Akron is the 10th-best city in America for retirees, according to SeniorAdvice.com, an outfit that identifies itself as “a leading online information resource and advocacy group for seniors and their caregivers.”
Among other things, they love our location:
“Less than a mile south of Cleveland and Lake Erie, Akron is one of the most affordable cities on our list.”
Perhaps I'm ready for a caregiver myself, because I was under the impression that we are a bit farther south than that.
But this group says it came to its conclusions after “an extensive study performed on every city in the United States.” So who am I to question the findings?
I just worry that people who move to Akron in retirement won't enjoy living that close to the lake when the cold winter winds begin to blow.
A publicist for the University of Akron's law school read with extra interest my column about the arrogant, ignorant officials at Oberlin College who were hit with the biggest defamation award in Ohio history after they falsely accused the owners of a fifth-generation bakery of being racists.
“In your (admirable) piece about the Oberlin College lawsuit,” wrote Pat Gallagher, “you mentioned that the Gibson family's team of eight lawyers bested the 11 representing Oberlin. Here is a hometown fact: Of the Gibsons' eight lawyers, five were trial attorneys, and all five were graduates of the University of Akron School of Law.”
Take a bow Lee Plakas (class of 1976), Brandon McHugh ('16) and Jeananne M. Ayoub ('18) from the firm Tzangas Plakas Mannos, and Owen Rarric ('02) and Matthew Onest ('11) from Krugliak, Wilkins, Griffiths & Dougherty.
And speaking of that landmark case, the judge recently awarded the plaintiffs $6,271,395 in attorney fees and another $294,136.79 in litigation expenses.
God forbid we round off that last 79 cents.
John Durkos of Stow applauded (figuratively speaking) when he read a complaint in one of my columns about people who click “reply to all” in large email groups when responding with something worthless, such as "Thanks for the info."
Says Durkos: “There's another email issue that's annoying.
“In my job [marketing highway-safety products], very frequently I am exchanging emails with government folks — state Departments of Transportation and the Federal Highway Administration.
“There is a high-ranking government official who I communicate with three or four times a month. It never fails, no matter if the email is of high importance or just trivial, that I get his email with a request for read receipt [a request to acknowledge that the recipient has read the email].
“WHY is it ALWAYS so important for him to know I read his stinkin’ email?
“When the box appears to select 'yes' or 'no' to let him know whether I read it, sometimes I select 'no.' "
Great minds think alike. I usually click “no” before I send my return message just to mess with the self-absorbed sender.
Our history maven, Mark J. Price, spends an absurd amount of time looking through dusty archives for fun stuff for his “This Place, This Time” column, which runs every Monday.

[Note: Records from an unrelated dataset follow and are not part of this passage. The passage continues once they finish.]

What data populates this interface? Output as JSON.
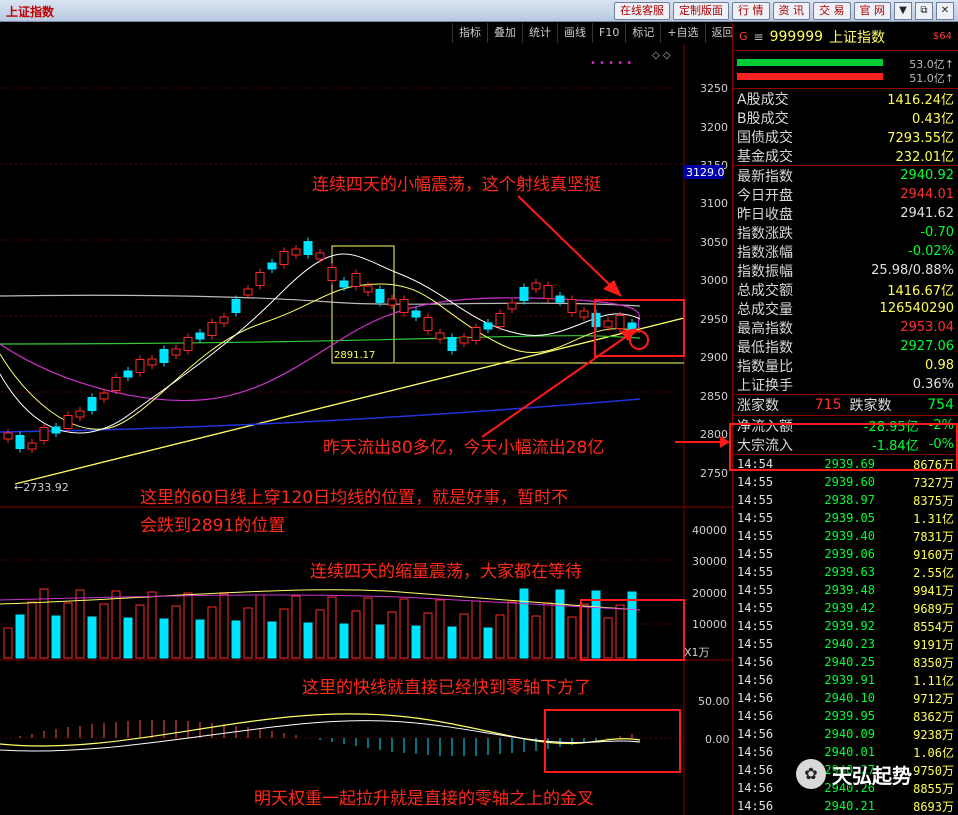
{
  "titlebar": {
    "title": "上证指数",
    "menu": [
      "在线客服",
      "定制版面",
      "行 情",
      "资 讯",
      "交 易",
      "官 网"
    ],
    "window_buttons": [
      "▼",
      "⧉",
      "✕"
    ]
  },
  "toolbar": [
    "指标",
    "叠加",
    "统计",
    "画线",
    "F10",
    "标记",
    "+自选",
    "返回"
  ],
  "chart": {
    "price_axis": [
      "3250",
      "3200",
      "3150",
      "3100",
      "3050",
      "3000",
      "2950",
      "2900",
      "2850",
      "2800",
      "2750"
    ],
    "price_highlight": "3129.0",
    "low_label": "←2733.92",
    "box_label": "2891.17",
    "volume_axis": [
      "40000",
      "30000",
      "20000",
      "10000"
    ],
    "volume_unit": "X1万",
    "macd_axis": [
      "50.00",
      "0.00"
    ]
  },
  "annotations": {
    "note1": "连续四天的小幅震荡，这个射线真坚挺",
    "note2": "昨天流出80多亿，今天小幅流出28亿",
    "note3a": "这里的60日线上穿120日均线的位置，就是好事，暂时不",
    "note3b": "会跌到2891的位置",
    "note4": "连续四天的缩量震荡，大家都在等待",
    "note5": "这里的快线就直接已经快到零轴下方了",
    "note6": "明天权重一起拉升就是直接的零轴之上的金叉"
  },
  "panel": {
    "letter": "G",
    "eq": "≡",
    "code": "999999",
    "name": "上证指数",
    "tag": "$64",
    "bar1_value": "53.0亿↑",
    "bar2_value": "51.0亿↑",
    "rows_a": [
      {
        "label": "A股成交",
        "value": "1416.24亿",
        "color": "#ffff55"
      },
      {
        "label": "B股成交",
        "value": "0.43亿",
        "color": "#ffff55"
      },
      {
        "label": "国债成交",
        "value": "7293.55亿",
        "color": "#ffff55"
      },
      {
        "label": "基金成交",
        "value": "232.01亿",
        "color": "#ffff55"
      }
    ],
    "rows_b": [
      {
        "label": "最新指数",
        "value": "2940.92",
        "color": "#00ff33"
      },
      {
        "label": "今日开盘",
        "value": "2944.01",
        "color": "#ff3030"
      },
      {
        "label": "昨日收盘",
        "value": "2941.62",
        "color": "#e0e0e0"
      },
      {
        "label": "指数涨跌",
        "value": "-0.70",
        "color": "#00ff33"
      },
      {
        "label": "指数涨幅",
        "value": "-0.02%",
        "color": "#00ff33"
      },
      {
        "label": "指数振幅",
        "value": "25.98/0.88%",
        "color": "#e0e0e0"
      },
      {
        "label": "总成交额",
        "value": "1416.67亿",
        "color": "#ffff55"
      },
      {
        "label": "总成交量",
        "value": "126540290",
        "color": "#ffff55"
      },
      {
        "label": "最高指数",
        "value": "2953.04",
        "color": "#ff3030"
      },
      {
        "label": "最低指数",
        "value": "2927.06",
        "color": "#00ff33"
      },
      {
        "label": "指数量比",
        "value": "0.98",
        "color": "#ffff55"
      },
      {
        "label": "上证换手",
        "value": "0.36%",
        "color": "#e0e0e0"
      }
    ],
    "up_label": "涨家数",
    "up_value": "715",
    "down_label": "跌家数",
    "down_value": "754",
    "flow": [
      {
        "label": "净流入额",
        "value": "-28.95亿",
        "pct": "-2%"
      },
      {
        "label": "大宗流入",
        "value": "-1.84亿",
        "pct": "-0%"
      }
    ],
    "ticks": [
      {
        "t": "14:54",
        "p": "2939.69",
        "v": "8676万"
      },
      {
        "t": "14:55",
        "p": "2939.60",
        "v": "7327万"
      },
      {
        "t": "14:55",
        "p": "2938.97",
        "v": "8375万"
      },
      {
        "t": "14:55",
        "p": "2939.05",
        "v": "1.31亿"
      },
      {
        "t": "14:55",
        "p": "2939.40",
        "v": "7831万"
      },
      {
        "t": "14:55",
        "p": "2939.06",
        "v": "9160万"
      },
      {
        "t": "14:55",
        "p": "2939.63",
        "v": "2.55亿"
      },
      {
        "t": "14:55",
        "p": "2939.48",
        "v": "9941万"
      },
      {
        "t": "14:55",
        "p": "2939.42",
        "v": "9689万"
      },
      {
        "t": "14:55",
        "p": "2939.92",
        "v": "8554万"
      },
      {
        "t": "14:55",
        "p": "2940.23",
        "v": "9191万"
      },
      {
        "t": "14:56",
        "p": "2940.25",
        "v": "8350万"
      },
      {
        "t": "14:56",
        "p": "2939.91",
        "v": "1.11亿"
      },
      {
        "t": "14:56",
        "p": "2940.10",
        "v": "9712万"
      },
      {
        "t": "14:56",
        "p": "2939.95",
        "v": "8362万"
      },
      {
        "t": "14:56",
        "p": "2940.09",
        "v": "9238万"
      },
      {
        "t": "14:56",
        "p": "2940.01",
        "v": "1.06亿"
      },
      {
        "t": "14:56",
        "p": "2940.27",
        "v": "9750万"
      },
      {
        "t": "14:56",
        "p": "2940.26",
        "v": "8855万"
      },
      {
        "t": "14:56",
        "p": "2940.21",
        "v": "8693万"
      }
    ]
  },
  "watermark": "天弘起势",
  "watermark_icon": "✿"
}
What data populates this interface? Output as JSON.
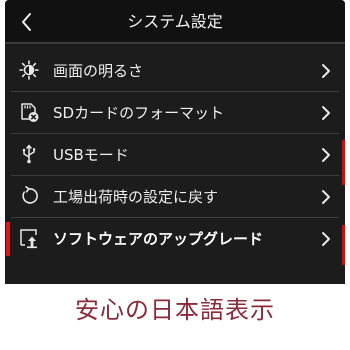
{
  "header": {
    "title": "システム設定",
    "back_glyph": "<"
  },
  "menu": {
    "items": [
      {
        "label": "画面の明るさ",
        "icon": "brightness-icon",
        "selected": false
      },
      {
        "label": "SDカードのフォーマット",
        "icon": "sd-card-format-icon",
        "selected": false
      },
      {
        "label": "USBモード",
        "icon": "usb-icon",
        "selected": false
      },
      {
        "label": "工場出荷時の設定に戻す",
        "icon": "reset-icon",
        "selected": false
      },
      {
        "label": "ソフトウェアのアップグレード",
        "icon": "software-upgrade-icon",
        "selected": true
      }
    ],
    "selected_index": 4
  },
  "caption": "安心の日本語表示",
  "colors": {
    "screen_bg": "#1c1c1c",
    "header_bg": "#111111",
    "text": "#efefef",
    "selection_accent": "#e01515",
    "caption_text": "#8a2a3a"
  }
}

It was during one of those forays that he happened across this amusing item, which he shared with his second-favorite columnist.
It was an advertisement in the July 6, 1935, edition of the Beacon. I guess you could say it was a forerunner of the long-running “Miss One-Day Garages” ad campaign mounted half a century later.
A company located at 669 E. Exchange St. in Akron headlined its ad, “Stained Wood Shingles.” It offered: “Garage materials. Finest quality. Lowest prices in Akron. Expert contractors furnished to build if desired.”
Name of the company: Yoho & Hooker Lumber Co.
Which isn't as amusing as when the Cleveland Browns employed a wide receiver named Fair Hooker, but amusing nonetheless.
Bob Dyer can be reached at 330-996-3580 or firstname.lastname@example.org. He also is on Facebook at www.facebook.com/bob.dyer.31